Respiratory Condition Exacerbation
Similarly to how existing cardiovascular diseases could be exacerbated by climate alterations, respiratory conditions could be worsened in terms of their severity and prevalence as well. A higher number of airborne pollutants, increased mold from heavier precipitation, and more frequent pollen exposure due to seasonal plant growth irregularities could collectively compound the dangers of respiratory illnesses worldwide.
Mental Health Consequences
The physically disruptive effects of changes to the climate could present great mental duress for those in displaced communities. Stress from abrupt and irreparable loss of property, life quality and loved ones due to increasingly frequent weather disasters can be mentally devastating for even the most steadfast civilians.
Increased Water Contamination
Aquatic contamination is far easier in warmer waters with a temperature more conducive to their survival. A higher rate of evaporation-transpiration and the deterioration of coastal biosphere health would also contribute to a higher incidence of water contamination, substantially increasing the risk of human exposure to waterborne diseases.

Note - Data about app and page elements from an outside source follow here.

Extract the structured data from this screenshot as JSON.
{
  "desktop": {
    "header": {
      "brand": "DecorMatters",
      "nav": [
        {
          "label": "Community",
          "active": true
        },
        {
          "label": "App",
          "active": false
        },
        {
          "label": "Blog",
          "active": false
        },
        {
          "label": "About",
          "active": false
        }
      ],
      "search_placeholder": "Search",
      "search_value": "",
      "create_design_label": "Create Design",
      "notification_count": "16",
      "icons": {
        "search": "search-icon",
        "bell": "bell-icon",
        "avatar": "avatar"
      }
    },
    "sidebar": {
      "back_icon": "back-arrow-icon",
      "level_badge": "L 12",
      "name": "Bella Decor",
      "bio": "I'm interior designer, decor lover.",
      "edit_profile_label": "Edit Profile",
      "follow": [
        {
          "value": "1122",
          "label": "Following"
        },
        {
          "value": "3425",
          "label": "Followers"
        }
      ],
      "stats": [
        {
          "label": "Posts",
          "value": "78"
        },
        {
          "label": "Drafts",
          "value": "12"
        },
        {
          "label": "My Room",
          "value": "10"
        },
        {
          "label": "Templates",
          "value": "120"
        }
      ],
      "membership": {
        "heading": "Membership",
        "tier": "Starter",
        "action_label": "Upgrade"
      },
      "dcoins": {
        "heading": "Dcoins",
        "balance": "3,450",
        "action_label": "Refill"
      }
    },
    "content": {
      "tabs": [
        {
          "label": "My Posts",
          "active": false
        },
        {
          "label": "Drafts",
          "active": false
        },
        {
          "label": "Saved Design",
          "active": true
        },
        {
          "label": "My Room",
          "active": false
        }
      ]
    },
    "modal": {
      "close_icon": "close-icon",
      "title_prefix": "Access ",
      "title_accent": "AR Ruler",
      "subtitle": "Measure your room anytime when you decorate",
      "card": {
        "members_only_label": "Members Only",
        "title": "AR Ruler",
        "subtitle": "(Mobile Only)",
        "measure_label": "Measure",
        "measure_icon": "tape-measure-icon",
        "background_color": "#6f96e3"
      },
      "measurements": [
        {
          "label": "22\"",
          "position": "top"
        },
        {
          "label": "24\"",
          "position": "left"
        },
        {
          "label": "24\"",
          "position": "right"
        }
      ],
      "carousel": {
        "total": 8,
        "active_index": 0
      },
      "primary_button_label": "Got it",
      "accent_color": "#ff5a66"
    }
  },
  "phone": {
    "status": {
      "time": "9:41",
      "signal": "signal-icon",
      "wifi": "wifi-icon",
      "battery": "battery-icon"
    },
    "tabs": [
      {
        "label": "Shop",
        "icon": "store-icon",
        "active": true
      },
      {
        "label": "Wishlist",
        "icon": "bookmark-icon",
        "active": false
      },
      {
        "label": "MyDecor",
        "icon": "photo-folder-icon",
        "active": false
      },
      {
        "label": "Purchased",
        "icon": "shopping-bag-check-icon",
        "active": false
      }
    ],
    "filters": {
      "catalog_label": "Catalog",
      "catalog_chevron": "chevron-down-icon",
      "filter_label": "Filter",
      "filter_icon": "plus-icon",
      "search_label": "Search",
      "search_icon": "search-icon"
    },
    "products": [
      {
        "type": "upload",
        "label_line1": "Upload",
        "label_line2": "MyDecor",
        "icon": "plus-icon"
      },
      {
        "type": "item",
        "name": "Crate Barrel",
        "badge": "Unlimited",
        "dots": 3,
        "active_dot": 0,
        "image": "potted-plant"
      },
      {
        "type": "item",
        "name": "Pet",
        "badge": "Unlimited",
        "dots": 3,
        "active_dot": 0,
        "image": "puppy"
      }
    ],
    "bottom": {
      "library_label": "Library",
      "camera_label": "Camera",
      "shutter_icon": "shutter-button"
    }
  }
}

Food Safety and Nutrition
A greater volume of easily contaminated water would adversely affect the edibility of food sources exposed to waterborne toxins. Compromised ecosystems less conducive to the survival of animals inhabiting them could lead to less availability of staple food items depending on their welfare. Infected droppings from terrestrial mammals and birds exposed to contaminated water could compromise the health of domestic livestock as well, putting millions of consumers at risk of food-borne diseases.
Many in the environmental science community have made spirited appeals for a more thorough application of ecological study results for proactive survival initiatives. While many experts have acknowledged the progression of climate change thus far has made it more of an inevitability than an avoidable crisis, heavier investment in actualizing the knowledge gained from studies of the risks to public health could potentially lessen the severity with which these issues could emerge.